June 17, 1999
DALLAS, TEXAS: Game Five
Q. Can you talk about Modano's play tonight?
KEN HITCHCOCK: Well, I thought when we came into the game tonight that they had an x-factor. I thought Modano was our x-factor. I think for us to win this series Mike had to be a player of significance; whether he scored a point or not in the game and he made a big step in that direction today. We were able to throw a one-two punch out there with Modano and Nieuwendyk that was effective and he had big impact in the game.
Q. He said you called him last night at home. Any other tidbits you can let us in on as far as what you wanted from him and told him to do?
KEN HITCHCOCK: Well, I was really just saying hello to his mom and dad. We have a pretty close relationship. I have spent a lot of time with him and he spent a lot of time with me and I am able to say some things candidly and only to him that maybe I can't say to other players. But it was -- it was just a phone call of support and getting him to think in some other direction and if he listened, great. I mean, I think he took it to heart and he went about his business today.
Q. After Game 1 you came in here talked about how you felt you guys tried to sit on a 1-0 lead in the third period. Tonight after the second period did you guys talk about that in the room about continuing to attack and not sitting on the lead?

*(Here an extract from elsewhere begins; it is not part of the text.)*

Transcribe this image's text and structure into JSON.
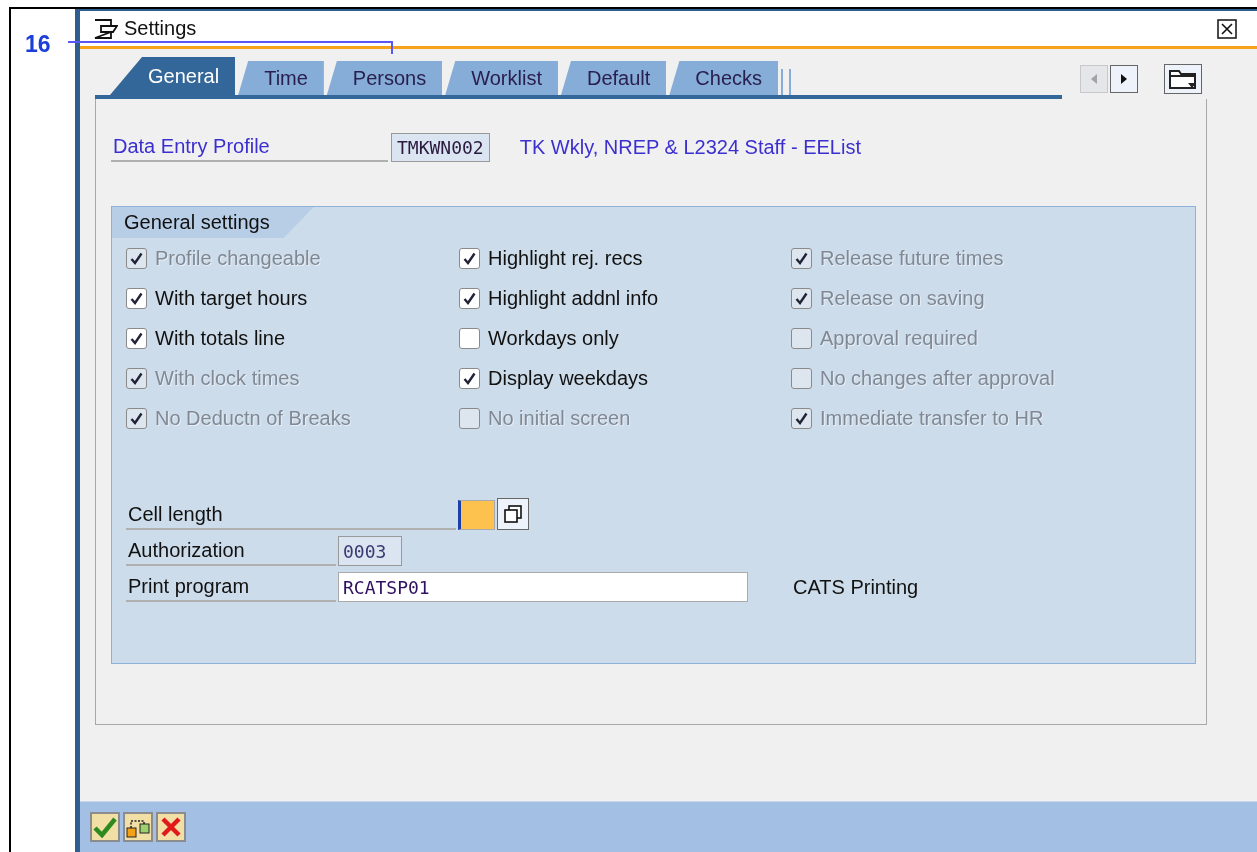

KEN HITCHCOCK: I don't know that -- I don't know that -- this game had so many swings and momentum. I don't think that either team had control of this game. The thing we had control of was the score. But we spent some time in our end, because of the way Buffalo plays. And the goal we scored was because of the way Buffalo plays, the second goal. We just had to hang in there and hope that the cracks were there. I thought that the first period was the best that anybody has played against us all year in our building. And then I thought our second period was the best that we have played for a long time in Playoffs and then the third period was just an absolute war. But I thought that there were so many swings and momentum in this game -- I just don't know other than us being up 3-2 in the series really is the only thing that any team should feel comfortable about right now because they are just as -- there just is no read on momentum, like there is -- there is no dominant player; there is no dominant area. It is just an absolute shift-by-shift battle. This is a series that, from an intensity standpoint, is much higher than the Colorado series even.

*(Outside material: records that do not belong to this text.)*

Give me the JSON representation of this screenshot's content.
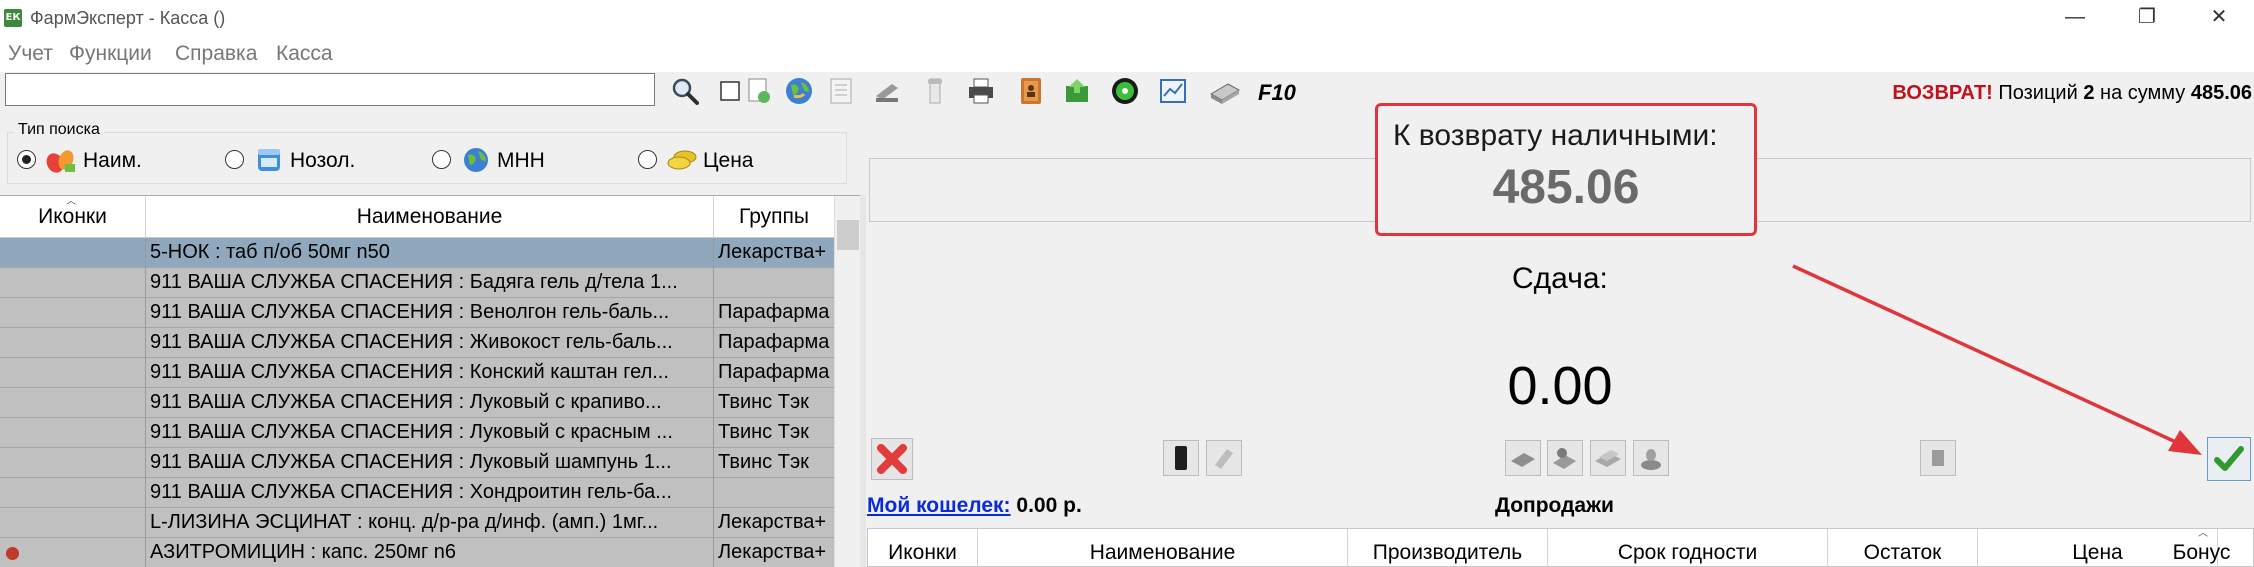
{
  "window": {
    "title": "ФармЭксперт - Касса ()",
    "app_icon_text": "ЕК",
    "buttons": {
      "minimize": "—",
      "restore": "❐",
      "close": "✕"
    }
  },
  "menu": [
    "Учет",
    "Функции",
    "Справка",
    "Касса"
  ],
  "search": {
    "value": "",
    "placeholder": ""
  },
  "toolbar": {
    "hotkey": "F10",
    "icons": [
      "search-icon",
      "checkbox-icon",
      "document-refresh-icon",
      "globe-icon",
      "notes-icon",
      "scanner-icon",
      "receipt-roll-icon",
      "printer-icon",
      "contact-book-icon",
      "green-refresh-icon",
      "cd-icon",
      "chart-window-icon",
      "cash-register-icon"
    ]
  },
  "search_type": {
    "legend": "Тип поиска",
    "options": [
      {
        "label": "Наим.",
        "icon": "pills-icon",
        "checked": true
      },
      {
        "label": "Нозол.",
        "icon": "medicine-jar-icon",
        "checked": false
      },
      {
        "label": "МНН",
        "icon": "globe-icon",
        "checked": false
      },
      {
        "label": "Цена",
        "icon": "coins-icon",
        "checked": false
      }
    ]
  },
  "products_grid": {
    "columns": [
      "Иконки",
      "Наименование",
      "Группы"
    ],
    "rows": [
      {
        "icons": "",
        "name": "5-НОК : таб п/об 50мг n50",
        "group": "Лекарства+",
        "selected": true,
        "badge": false
      },
      {
        "icons": "",
        "name": "911 ВАША СЛУЖБА СПАСЕНИЯ : Бадяга гель д/тела 1...",
        "group": "",
        "selected": false,
        "badge": false
      },
      {
        "icons": "",
        "name": "911 ВАША СЛУЖБА СПАСЕНИЯ : Венолгон гель-баль...",
        "group": "Парафарма",
        "selected": false,
        "badge": false
      },
      {
        "icons": "",
        "name": "911 ВАША СЛУЖБА СПАСЕНИЯ : Живокост гель-баль...",
        "group": "Парафарма",
        "selected": false,
        "badge": false
      },
      {
        "icons": "",
        "name": "911 ВАША СЛУЖБА СПАСЕНИЯ : Конский каштан гел...",
        "group": "Парафарма",
        "selected": false,
        "badge": false
      },
      {
        "icons": "",
        "name": "911 ВАША СЛУЖБА СПАСЕНИЯ : Луковый с крапиво...",
        "group": "Твинс Тэк",
        "selected": false,
        "badge": false
      },
      {
        "icons": "",
        "name": "911 ВАША СЛУЖБА СПАСЕНИЯ : Луковый с красным ...",
        "group": "Твинс Тэк",
        "selected": false,
        "badge": false
      },
      {
        "icons": "",
        "name": "911 ВАША СЛУЖБА СПАСЕНИЯ : Луковый шампунь 1...",
        "group": "Твинс Тэк",
        "selected": false,
        "badge": false
      },
      {
        "icons": "",
        "name": "911 ВАША СЛУЖБА СПАСЕНИЯ : Хондроитин гель-ба...",
        "group": "",
        "selected": false,
        "badge": false
      },
      {
        "icons": "",
        "name": "L-ЛИЗИНА ЭСЦИНАТ : конц. д/р-ра д/инф. (амп.) 1мг...",
        "group": "Лекарства+",
        "selected": false,
        "badge": false
      },
      {
        "icons": "",
        "name": "АЗИТРОМИЦИН : капс. 250мг n6",
        "group": "Лекарства+",
        "selected": false,
        "badge": true
      }
    ]
  },
  "status": {
    "mode": "ВОЗВРАТ!",
    "positions_label": "Позиций",
    "positions": "2",
    "sum_label": "на сумму",
    "sum": "485.06"
  },
  "refund": {
    "label": "К возврату наличными:",
    "amount": "485.06"
  },
  "change": {
    "label": "Сдача:",
    "amount": "0.00"
  },
  "action_buttons": [
    "cancel-x-icon",
    "phone-icon",
    "receipt-icon",
    "cash-card-icon",
    "cash-coins-icon",
    "banknotes-icon",
    "coin-stack-icon",
    "clipboard-icon",
    "checkmark-icon"
  ],
  "wallet": {
    "link": "Мой кошелек:",
    "balance": "0.00 р."
  },
  "upsell": {
    "title": "Допродажи",
    "columns": [
      "Иконки",
      "Наименование",
      "Производитель",
      "Срок годности",
      "Остаток",
      "Цена",
      "Бонус"
    ]
  },
  "colors": {
    "accent_red": "#e0363b",
    "return_red": "#c0121e",
    "link_blue": "#0a2bd6",
    "selected_row": "#8fa8bd",
    "row_gray": "#c0c0c0"
  }
}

Q. Can you talk about Darryl Sydor and take us back a little bit to the time you first met him; all that stuff.
KEN HITCHCOCK: I met -- we took a chance when I was in Kamloops and we listed Darryl as a 13-years-old and it cost us a lot of spots and our list at that time, he was a four-spot player. He was a kid, believe it or not, at 14 weighed 20 or 30 pounds more than he does now. He was a chunky kid that played center ice. Just personality alone, we really loved him. He came to our team and two things that stick out were he made our team as a 15-year-old and there was a rule put in that summer that 15-year-olds couldn't play. He was absolutely crushed when we sent him home even though he knew what the rule was. Then as a 16-year-old he really got homesick and I remember going a couple of times to the Greyhound Bus depot to go and haul him back to keep him in school and in Kamloops. He has come a long ways. We had made a decision, I think everybody knows in junior hockey, finances were tight and a lot of money went to first round picks and we were told by a number of scouts that with the way Darryl skated backwards and the way he played defense, the little bit he did as a 16-year-old that he had a chance to be a first round draft pick as a 17-year-old, so that is why we moved him back.
Q. Was the fact that he was chunky the reason you were first attractive?
KEN HITCHCOCK: Yeah, I fell in love with him at that time. That is probably the wrong thing to say. (laughter)
Q. What was going on with you and Lindy Ruff?
KEN HITCHCOCK: Kind of two guys from Warburg saying hello to each other. He is from Warburg; I am from Edmonton. We are not too far away. Ed made two big saves in the third period; probably saves that maybe upstairs you couldn't see, but one was a deflect that was a great save and he made a cross-ice pass save that was good. I think that both goaltenders are really under seige right now. The shot totals are not indicative of the tenacity around each team's net. I think both guys, to be honest with you, are holding up pretty well because it is a very emotional scene in front of both goals.
Q. You mentioned obviously it is very difficult to choose between the teams right now, but you do have them with your foot on their neck and the chance to win the Stanley Cup on the road. What sense do you have of it? Can you put them away before coming back here?
KEN HITCHCOCK: I just -- I don't have a feel for anything right now because the swings and momentum happen so quickly with these two teams because both teams are fired up. I mean, you are seeing shifts -- we have had players last five minutes never sat down on the bench and they have players doing the same thing. The emotional swings in these games are so dramatic they can just happen so quickly; I don't have a feel. The only confidence we have right now is the fact that we -- we had it taken to us pretty good in the first period and we responded terrifically in the second period when we really needed to respond, we did it in the second period. But there is just no read. I just think this thing, like today, is up for grabs right to the end. I see no reason that the next game is going to be anything different and then we will just see from there.
End of FastScripts....